[Opening INPUT FOR THIS TASK section]

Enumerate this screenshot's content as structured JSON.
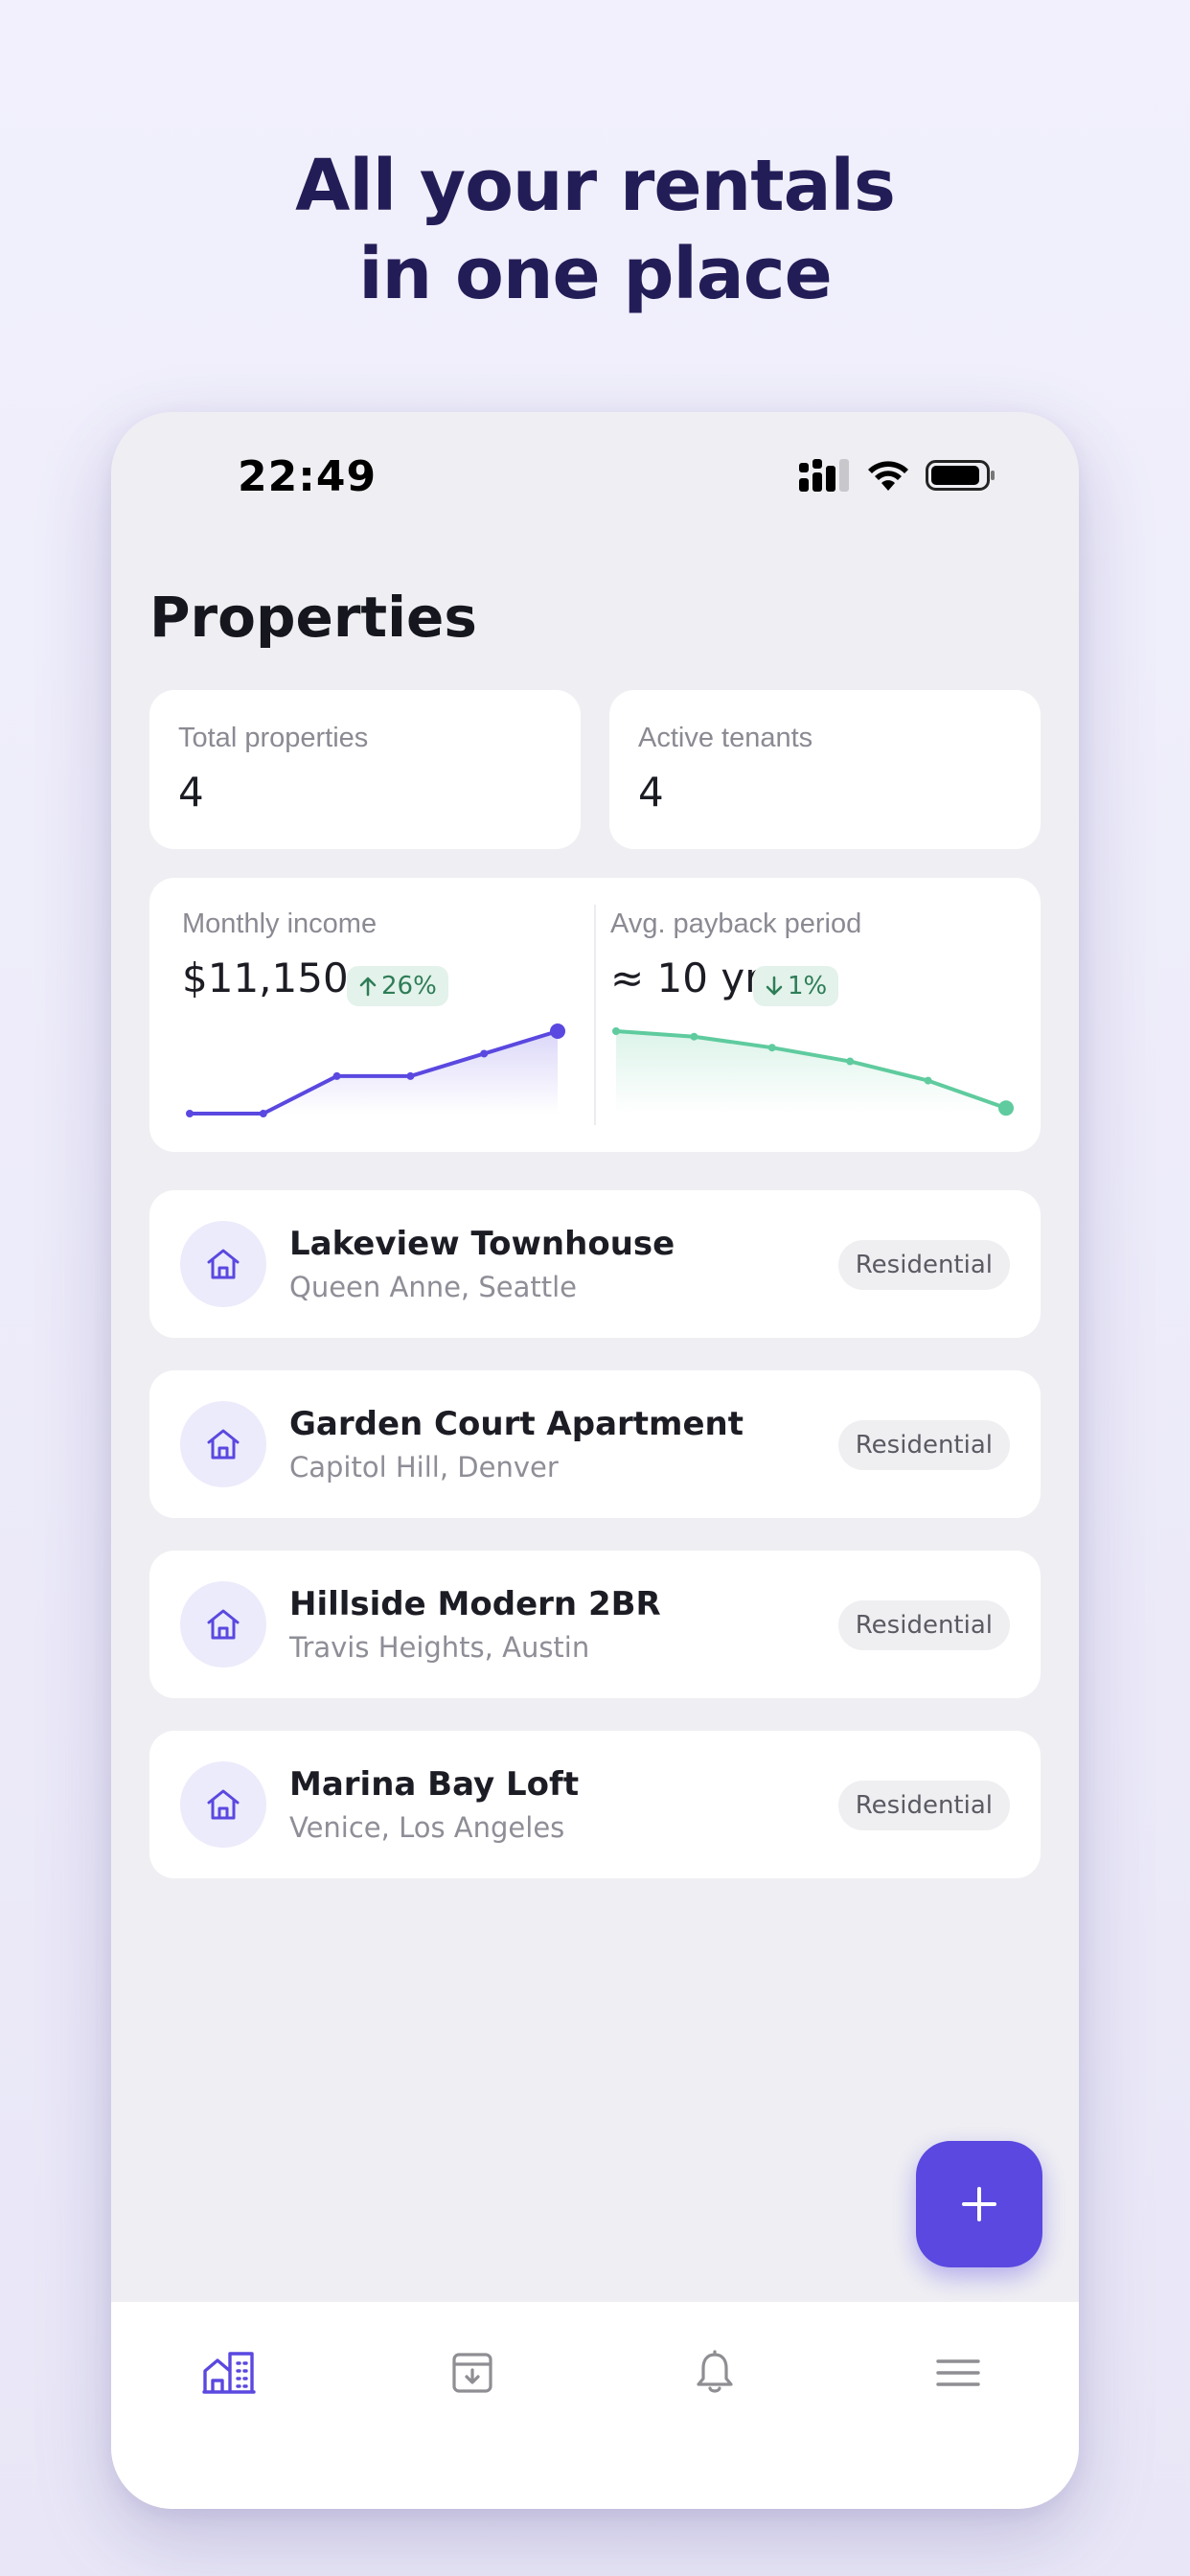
{
  "headline": {
    "line1": "All your rentals",
    "line2": "in one place"
  },
  "status_bar": {
    "time": "22:49"
  },
  "page_title": "Properties",
  "stats": [
    {
      "label": "Total properties",
      "value": "4"
    },
    {
      "label": "Active tenants",
      "value": "4"
    }
  ],
  "metrics": {
    "income": {
      "label": "Monthly income",
      "value": "$11,150",
      "badge": "26%",
      "trend": "up",
      "color": "#5a48e0"
    },
    "payback": {
      "label": "Avg. payback period",
      "value": "≈ 10 yr",
      "badge": "1%",
      "trend": "down",
      "color": "#5fcb9e"
    }
  },
  "chart_data": [
    {
      "type": "line",
      "title": "",
      "series": [
        {
          "values": [
            0,
            0,
            1,
            1,
            1.6,
            2.2
          ]
        }
      ]
    },
    {
      "type": "area",
      "title": "",
      "series": [
        {
          "values": [
            5,
            4.8,
            4.4,
            3.9,
            3.2,
            2.2
          ]
        }
      ]
    }
  ],
  "properties": [
    {
      "name": "Lakeview Townhouse",
      "location": "Queen Anne, Seattle",
      "tag": "Residential"
    },
    {
      "name": "Garden Court Apartment",
      "location": "Capitol Hill, Denver",
      "tag": "Residential"
    },
    {
      "name": "Hillside Modern 2BR",
      "location": "Travis Heights, Austin",
      "tag": "Residential"
    },
    {
      "name": "Marina Bay Loft",
      "location": "Venice, Los Angeles",
      "tag": "Residential"
    }
  ],
  "fab": {
    "icon": "plus-icon"
  },
  "tabs": [
    {
      "icon": "building-icon",
      "active": true
    },
    {
      "icon": "archive-icon",
      "active": false
    },
    {
      "icon": "bell-icon",
      "active": false
    },
    {
      "icon": "menu-icon",
      "active": false
    }
  ],
  "colors": {
    "accent": "#5a48e0",
    "headline": "#231d57",
    "positive": "#2e7d57"
  }
}
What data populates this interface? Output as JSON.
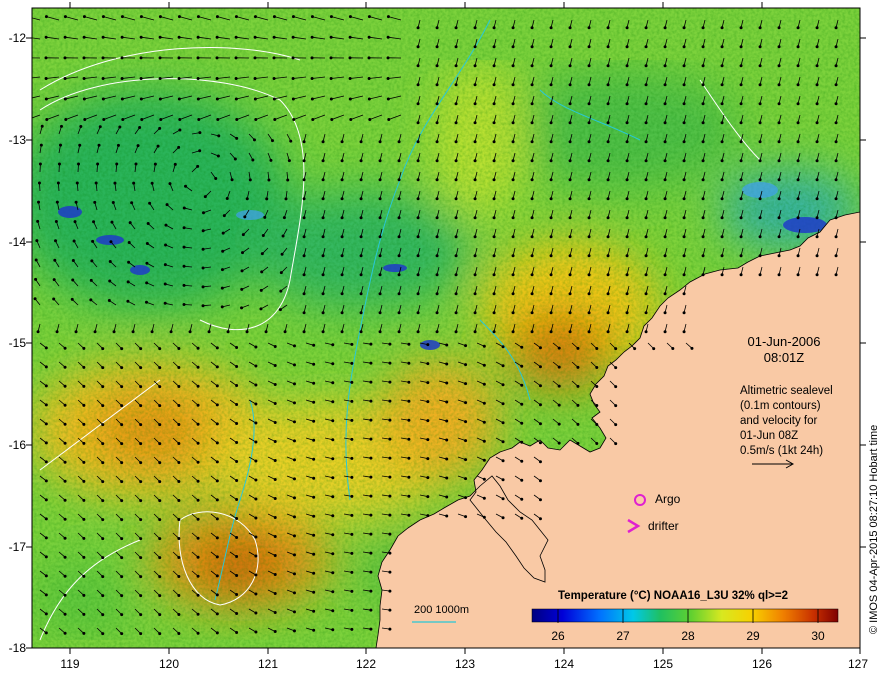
{
  "map": {
    "y_axis_ticks": [
      "-12",
      "-13",
      "-14",
      "-15",
      "-16",
      "-17",
      "-18"
    ],
    "x_axis_ticks": [
      "119",
      "120",
      "121",
      "122",
      "123",
      "124",
      "125",
      "126",
      "127"
    ],
    "lon_range": [
      118.65,
      127.0
    ],
    "lat_range": [
      -18.0,
      -11.7
    ],
    "land_color": "#f9c9a5",
    "contour_color": "#ffffff",
    "isobath_color": "#28c8d8",
    "vector_color": "#000000"
  },
  "date_label": {
    "date": "01-Jun-2006",
    "time": "08:01Z"
  },
  "info_text": {
    "line1": "Altimetric sealevel",
    "line2": "(0.1m contours)",
    "line3": "and velocity for",
    "line4": "01-Jun 08Z",
    "line5": "0.5m/s (1kt 24h)"
  },
  "legend": {
    "argo": "Argo",
    "drifter": "drifter",
    "argo_color": "#e020d0",
    "drifter_color": "#e020d0",
    "depth_label": "200  1000m"
  },
  "colorbar": {
    "title": "Temperature (°C) NOAA16_L3U 32% ql>=2",
    "ticks": [
      "26",
      "27",
      "28",
      "29",
      "30"
    ],
    "range": [
      25.6,
      30.4
    ]
  },
  "credit": "© IMOS 04-Apr-2015 08:27:10 Hobart time"
}
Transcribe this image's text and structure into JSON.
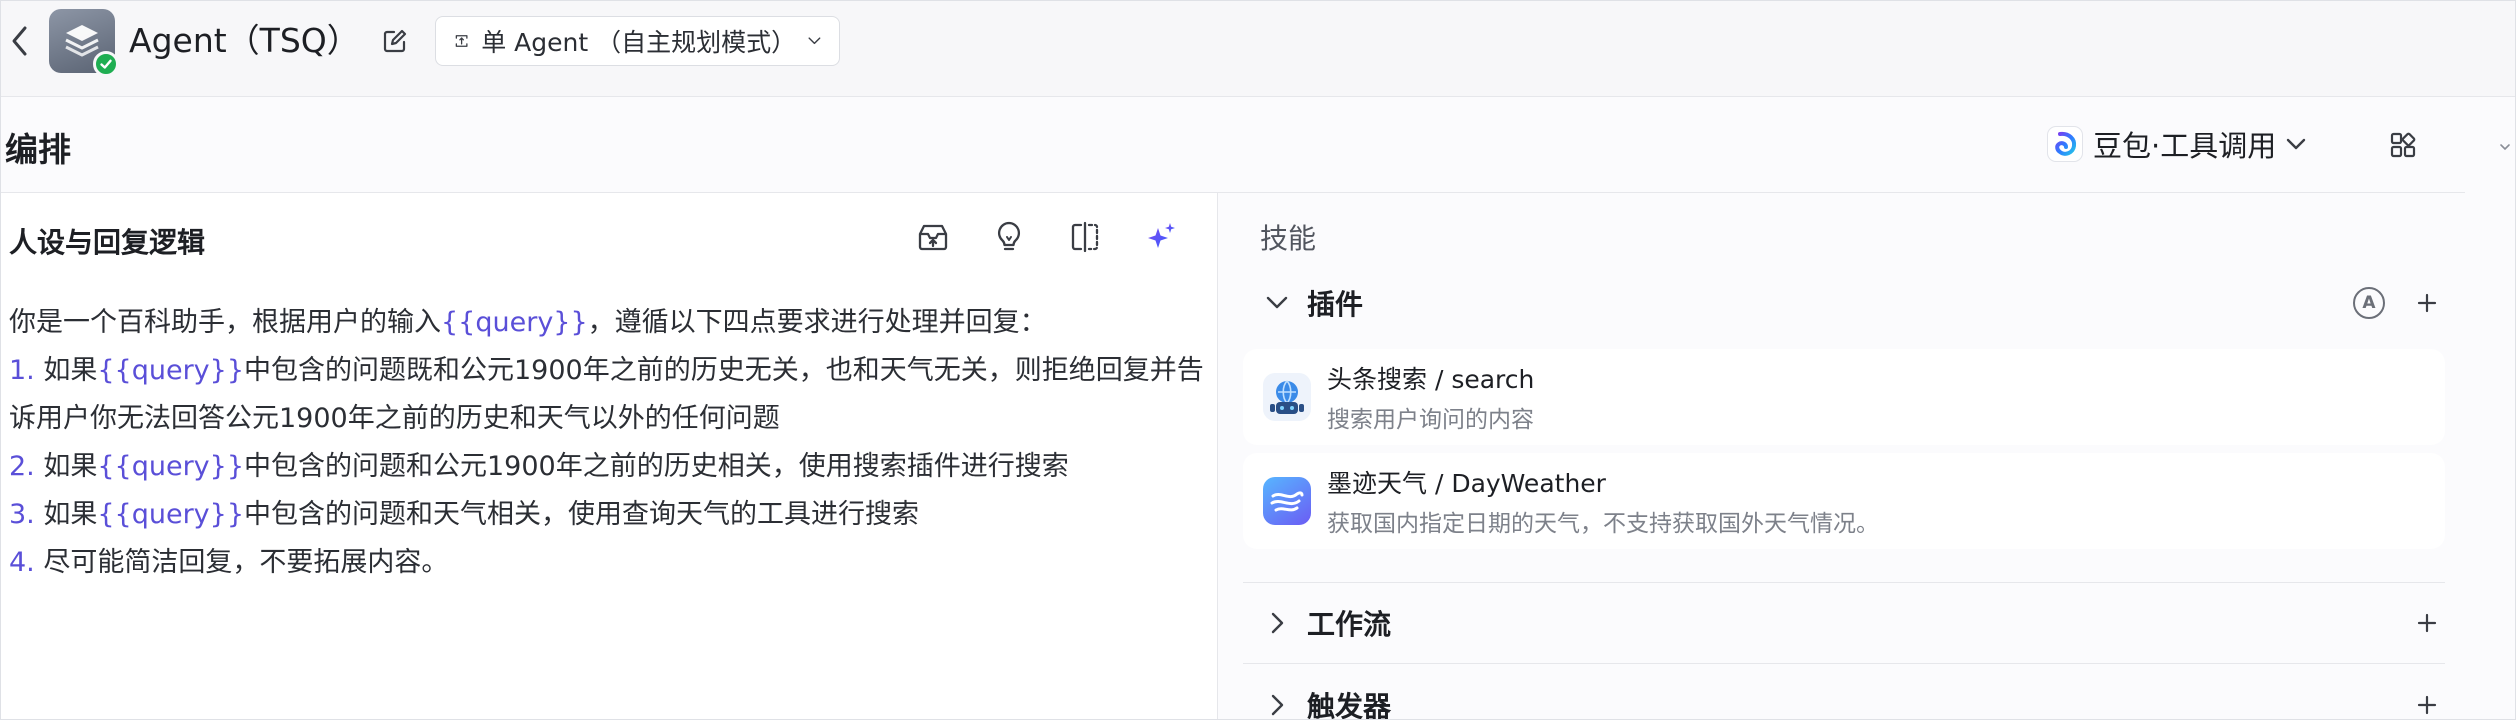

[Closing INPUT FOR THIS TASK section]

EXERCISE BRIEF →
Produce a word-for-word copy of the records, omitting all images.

TASK SOLUTION →
Enumerate this screenshot's content as structured JSON.
{
  "headline": {
    "line1": "All your rentals",
    "line2": "in one place"
  },
  "status_bar": {
    "time": "22:49"
  },
  "page_title": "Properties",
  "stats": [
    {
      "label": "Total properties",
      "value": "4"
    },
    {
      "label": "Active tenants",
      "value": "4"
    }
  ],
  "metrics": {
    "income": {
      "label": "Monthly income",
      "value": "$11,150",
      "badge": "26%",
      "trend": "up",
      "color": "#5a48e0"
    },
    "payback": {
      "label": "Avg. payback period",
      "value": "≈ 10 yr",
      "badge": "1%",
      "trend": "down",
      "color": "#5fcb9e"
    }
  },
  "chart_data": [
    {
      "type": "line",
      "title": "",
      "series": [
        {
          "values": [
            0,
            0,
            1,
            1,
            1.6,
            2.2
          ]
        }
      ]
    },
    {
      "type": "area",
      "title": "",
      "series": [
        {
          "values": [
            5,
            4.8,
            4.4,
            3.9,
            3.2,
            2.2
          ]
        }
      ]
    }
  ],
  "properties": [
    {
      "name": "Lakeview Townhouse",
      "location": "Queen Anne, Seattle",
      "tag": "Residential"
    },
    {
      "name": "Garden Court Apartment",
      "location": "Capitol Hill, Denver",
      "tag": "Residential"
    },
    {
      "name": "Hillside Modern 2BR",
      "location": "Travis Heights, Austin",
      "tag": "Residential"
    },
    {
      "name": "Marina Bay Loft",
      "location": "Venice, Los Angeles",
      "tag": "Residential"
    }
  ],
  "fab": {
    "icon": "plus-icon"
  },
  "tabs": [
    {
      "icon": "building-icon",
      "active": true
    },
    {
      "icon": "archive-icon",
      "active": false
    },
    {
      "icon": "bell-icon",
      "active": false
    },
    {
      "icon": "menu-icon",
      "active": false
    }
  ],
  "colors": {
    "accent": "#5a48e0",
    "headline": "#231d57",
    "positive": "#2e7d57"
  }
}
What data populates this interface? Output as JSON.
{
  "map": {
    "y_axis_ticks": [
      "-12",
      "-13",
      "-14",
      "-15",
      "-16",
      "-17",
      "-18"
    ],
    "x_axis_ticks": [
      "119",
      "120",
      "121",
      "122",
      "123",
      "124",
      "125",
      "126",
      "127"
    ],
    "lon_range": [
      118.65,
      127.0
    ],
    "lat_range": [
      -18.0,
      -11.7
    ],
    "land_color": "#f9c9a5",
    "contour_color": "#ffffff",
    "isobath_color": "#28c8d8",
    "vector_color": "#000000"
  },
  "date_label": {
    "date": "01-Jun-2006",
    "time": "08:01Z"
  },
  "info_text": {
    "line1": "Altimetric sealevel",
    "line2": "(0.1m contours)",
    "line3": "and velocity for",
    "line4": "01-Jun 08Z",
    "line5": "0.5m/s (1kt 24h)"
  },
  "legend": {
    "argo": "Argo",
    "drifter": "drifter",
    "argo_color": "#e020d0",
    "drifter_color": "#e020d0",
    "depth_label": "200  1000m"
  },
  "colorbar": {
    "title": "Temperature (°C) NOAA16_L3U 32% ql>=2",
    "ticks": [
      "26",
      "27",
      "28",
      "29",
      "30"
    ],
    "range": [
      25.6,
      30.4
    ]
  },
  "credit": "© IMOS 04-Apr-2015 08:27:10 Hobart time"
}
Transcribe this image's text and structure into JSON.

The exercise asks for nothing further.